The increase comes into force in September 2019, but as this is half way through the financial year the Department for Education has estimated that colleges will have to pay £80 million extra in 2019/20.
This will increase to the full amount of £142 million in 2020/21.
The latest estimates were revealed by schools minister Nick Gibb in a series of written answers to parliamentary questions asked by shadow education secretary Angela Rayner.
Julian Gravatt, deputy chief executive of the Association of Colleges, said the figure of £142 million amounts to approximately two per cent of college income.
As colleges already spend an average of five per cent of their income (£350 million) on contributions to the teacher pension scheme, this will take costs up to approximately £500 million, or seven per cent of total income, by 2020/21.
As FE Week reported in September, the AoC previously expected that colleges would face paying an extra £140 million as early as 2019/20, a contribution rise of over 40 per cent. At the time, the DfE would not be drawn on a figure.
DFE estimate TPS employer cost increase will cost Colleges £142 mil, post-92 Universities £142 mil and private schools £191 mil in 2020-21. I calculate this implies £1,275 mil for state-funded schools. DFE promises funding for state-funded schools and colleges but for how long? https://t.co/pzNQQ8r28z
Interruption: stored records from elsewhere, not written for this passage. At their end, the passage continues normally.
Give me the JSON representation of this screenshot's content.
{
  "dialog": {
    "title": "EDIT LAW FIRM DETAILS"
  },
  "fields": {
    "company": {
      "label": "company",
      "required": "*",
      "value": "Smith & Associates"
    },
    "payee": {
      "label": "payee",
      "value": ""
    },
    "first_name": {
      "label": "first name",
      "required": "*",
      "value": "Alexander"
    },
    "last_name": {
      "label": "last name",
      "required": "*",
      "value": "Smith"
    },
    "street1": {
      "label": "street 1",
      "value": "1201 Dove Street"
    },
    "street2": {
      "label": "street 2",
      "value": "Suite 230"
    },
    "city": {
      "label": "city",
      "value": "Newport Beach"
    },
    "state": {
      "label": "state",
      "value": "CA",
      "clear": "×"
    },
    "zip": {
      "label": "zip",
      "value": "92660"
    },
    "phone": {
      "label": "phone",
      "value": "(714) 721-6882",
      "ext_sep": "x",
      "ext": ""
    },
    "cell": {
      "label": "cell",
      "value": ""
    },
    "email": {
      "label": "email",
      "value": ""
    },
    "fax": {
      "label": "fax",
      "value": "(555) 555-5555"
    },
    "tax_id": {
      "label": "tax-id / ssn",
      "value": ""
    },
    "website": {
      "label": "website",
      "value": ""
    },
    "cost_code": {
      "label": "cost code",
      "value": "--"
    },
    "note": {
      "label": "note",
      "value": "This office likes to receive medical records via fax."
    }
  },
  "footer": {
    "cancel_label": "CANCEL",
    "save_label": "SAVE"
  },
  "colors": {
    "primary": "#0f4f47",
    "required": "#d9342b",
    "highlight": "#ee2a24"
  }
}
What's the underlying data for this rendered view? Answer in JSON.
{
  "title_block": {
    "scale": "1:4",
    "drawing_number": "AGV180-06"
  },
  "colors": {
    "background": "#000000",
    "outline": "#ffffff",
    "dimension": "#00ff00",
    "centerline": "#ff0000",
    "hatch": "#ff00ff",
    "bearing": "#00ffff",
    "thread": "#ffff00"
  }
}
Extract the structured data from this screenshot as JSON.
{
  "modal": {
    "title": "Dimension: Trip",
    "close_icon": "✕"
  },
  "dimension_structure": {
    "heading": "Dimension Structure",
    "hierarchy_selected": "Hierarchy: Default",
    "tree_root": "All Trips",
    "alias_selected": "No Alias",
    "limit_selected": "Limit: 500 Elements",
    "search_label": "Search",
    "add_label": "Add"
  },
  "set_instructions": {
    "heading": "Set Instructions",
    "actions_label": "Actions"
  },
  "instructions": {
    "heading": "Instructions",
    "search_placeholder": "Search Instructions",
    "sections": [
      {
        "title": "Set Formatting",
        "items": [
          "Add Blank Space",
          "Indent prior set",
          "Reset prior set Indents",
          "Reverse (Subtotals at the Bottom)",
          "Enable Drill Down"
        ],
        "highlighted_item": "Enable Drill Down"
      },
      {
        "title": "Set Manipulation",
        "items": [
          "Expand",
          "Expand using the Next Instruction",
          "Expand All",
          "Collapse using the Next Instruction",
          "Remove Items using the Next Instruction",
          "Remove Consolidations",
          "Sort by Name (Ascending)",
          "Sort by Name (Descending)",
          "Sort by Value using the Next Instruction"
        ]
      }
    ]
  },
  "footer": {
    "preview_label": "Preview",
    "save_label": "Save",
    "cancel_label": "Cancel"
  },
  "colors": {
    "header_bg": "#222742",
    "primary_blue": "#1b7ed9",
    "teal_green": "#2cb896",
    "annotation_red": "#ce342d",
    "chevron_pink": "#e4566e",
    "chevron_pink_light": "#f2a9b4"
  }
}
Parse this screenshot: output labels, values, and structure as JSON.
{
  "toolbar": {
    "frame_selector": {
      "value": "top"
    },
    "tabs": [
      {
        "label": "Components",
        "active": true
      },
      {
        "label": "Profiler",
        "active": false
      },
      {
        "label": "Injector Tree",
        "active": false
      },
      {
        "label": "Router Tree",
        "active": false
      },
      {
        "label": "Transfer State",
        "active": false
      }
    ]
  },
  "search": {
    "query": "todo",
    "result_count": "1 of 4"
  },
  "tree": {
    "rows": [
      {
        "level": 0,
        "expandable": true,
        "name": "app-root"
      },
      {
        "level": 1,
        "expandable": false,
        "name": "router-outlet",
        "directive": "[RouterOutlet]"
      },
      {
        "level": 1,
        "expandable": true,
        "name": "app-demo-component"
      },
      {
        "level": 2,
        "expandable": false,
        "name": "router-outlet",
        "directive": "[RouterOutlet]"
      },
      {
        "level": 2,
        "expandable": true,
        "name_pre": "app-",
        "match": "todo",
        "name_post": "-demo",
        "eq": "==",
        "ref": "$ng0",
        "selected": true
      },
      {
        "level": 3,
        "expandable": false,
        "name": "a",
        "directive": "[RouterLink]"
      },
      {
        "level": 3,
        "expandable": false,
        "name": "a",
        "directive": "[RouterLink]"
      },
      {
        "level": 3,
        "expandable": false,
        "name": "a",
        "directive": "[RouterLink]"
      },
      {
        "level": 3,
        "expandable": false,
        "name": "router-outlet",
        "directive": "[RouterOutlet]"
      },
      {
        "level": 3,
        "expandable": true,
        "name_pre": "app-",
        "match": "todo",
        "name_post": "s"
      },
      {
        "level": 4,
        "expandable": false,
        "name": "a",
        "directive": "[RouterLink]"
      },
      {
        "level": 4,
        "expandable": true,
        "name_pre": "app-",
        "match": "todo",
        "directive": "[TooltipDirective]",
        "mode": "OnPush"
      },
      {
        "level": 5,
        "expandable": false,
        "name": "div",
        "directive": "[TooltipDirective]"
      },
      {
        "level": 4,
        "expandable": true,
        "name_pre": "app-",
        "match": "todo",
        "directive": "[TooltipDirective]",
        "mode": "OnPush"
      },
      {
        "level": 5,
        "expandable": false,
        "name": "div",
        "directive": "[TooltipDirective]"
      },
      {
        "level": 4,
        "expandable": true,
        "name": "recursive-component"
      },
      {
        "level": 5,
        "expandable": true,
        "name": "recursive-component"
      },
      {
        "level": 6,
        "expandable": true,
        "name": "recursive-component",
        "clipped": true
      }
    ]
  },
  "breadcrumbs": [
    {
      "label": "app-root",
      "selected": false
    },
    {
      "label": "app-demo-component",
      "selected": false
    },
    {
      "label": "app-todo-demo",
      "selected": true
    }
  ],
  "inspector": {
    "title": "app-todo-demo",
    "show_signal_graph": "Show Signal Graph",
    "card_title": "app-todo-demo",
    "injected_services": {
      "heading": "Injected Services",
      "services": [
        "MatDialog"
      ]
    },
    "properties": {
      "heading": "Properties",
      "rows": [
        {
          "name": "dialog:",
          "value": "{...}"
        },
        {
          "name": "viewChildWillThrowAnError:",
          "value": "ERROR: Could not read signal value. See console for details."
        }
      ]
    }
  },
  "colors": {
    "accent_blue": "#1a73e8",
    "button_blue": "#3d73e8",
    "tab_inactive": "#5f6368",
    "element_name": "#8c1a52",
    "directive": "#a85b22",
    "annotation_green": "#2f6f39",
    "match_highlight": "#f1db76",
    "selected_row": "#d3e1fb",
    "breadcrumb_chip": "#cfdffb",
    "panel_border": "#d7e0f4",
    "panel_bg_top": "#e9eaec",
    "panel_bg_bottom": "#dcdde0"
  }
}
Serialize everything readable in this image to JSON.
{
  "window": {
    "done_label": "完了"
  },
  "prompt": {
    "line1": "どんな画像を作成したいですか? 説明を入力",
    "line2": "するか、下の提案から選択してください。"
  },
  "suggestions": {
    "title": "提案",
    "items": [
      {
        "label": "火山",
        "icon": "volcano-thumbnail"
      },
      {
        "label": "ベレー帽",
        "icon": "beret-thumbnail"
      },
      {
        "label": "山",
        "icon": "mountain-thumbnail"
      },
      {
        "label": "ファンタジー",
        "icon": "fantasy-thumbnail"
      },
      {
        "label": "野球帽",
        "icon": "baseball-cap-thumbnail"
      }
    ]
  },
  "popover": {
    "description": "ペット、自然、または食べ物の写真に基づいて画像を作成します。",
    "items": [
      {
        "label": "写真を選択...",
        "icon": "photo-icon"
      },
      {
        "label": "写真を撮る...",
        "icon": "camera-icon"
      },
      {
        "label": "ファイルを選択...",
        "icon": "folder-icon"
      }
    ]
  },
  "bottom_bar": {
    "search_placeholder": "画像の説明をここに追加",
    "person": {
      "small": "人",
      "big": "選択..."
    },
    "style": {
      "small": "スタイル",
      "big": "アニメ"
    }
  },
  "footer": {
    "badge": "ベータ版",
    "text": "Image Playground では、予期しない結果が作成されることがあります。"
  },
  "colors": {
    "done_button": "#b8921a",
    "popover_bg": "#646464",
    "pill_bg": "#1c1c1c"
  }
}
— Julian Gravatt (@JulianGravatt) November 7, 2018
The Treasury has said the government will “cover the extra costs” for colleges and schools for the “rest of the spending review”, which runs until March 2020.
In an answer to Ms Rayner submitted on October 16, Mr Gibb said the DfE “proposes” to fund schools and colleges for the increased costs relating to the teachers’ pension scheme and would “shortly” run a public consultation to seek views on this and understand the impact of the changes.
FE providers proposed to receive funding include general FE colleges, sixth form colleges, specialist post-16 institutions and adult and community learning providers.
In an answer to Ms Rayner submitted on October 30, Mr Gibb said it was expected that an extra £1.1 billion would be needed in the teachers’ pension scheme for 2019/20. This would take the form of £80 million from FE colleges, £830 million from state funded schools, £110 million from independent schools and £80 million from affected higher education institutes.
In another answer, submitted on November 6, Mr Gibb said the DfE estimates that the cost of increased employer contributions for 2020/21 would be £142 million for FE providers, £191 million for independent schools and £142 million for higher education institutions.
“Funding arrangements for the increased costs will be considered as part of the next spending review,” he added.
The outcome of a valuation of teachers’ pensions was released in August, which the Treasury undertakes every four years, and suggested public sector workers would get improved benefits from 2019.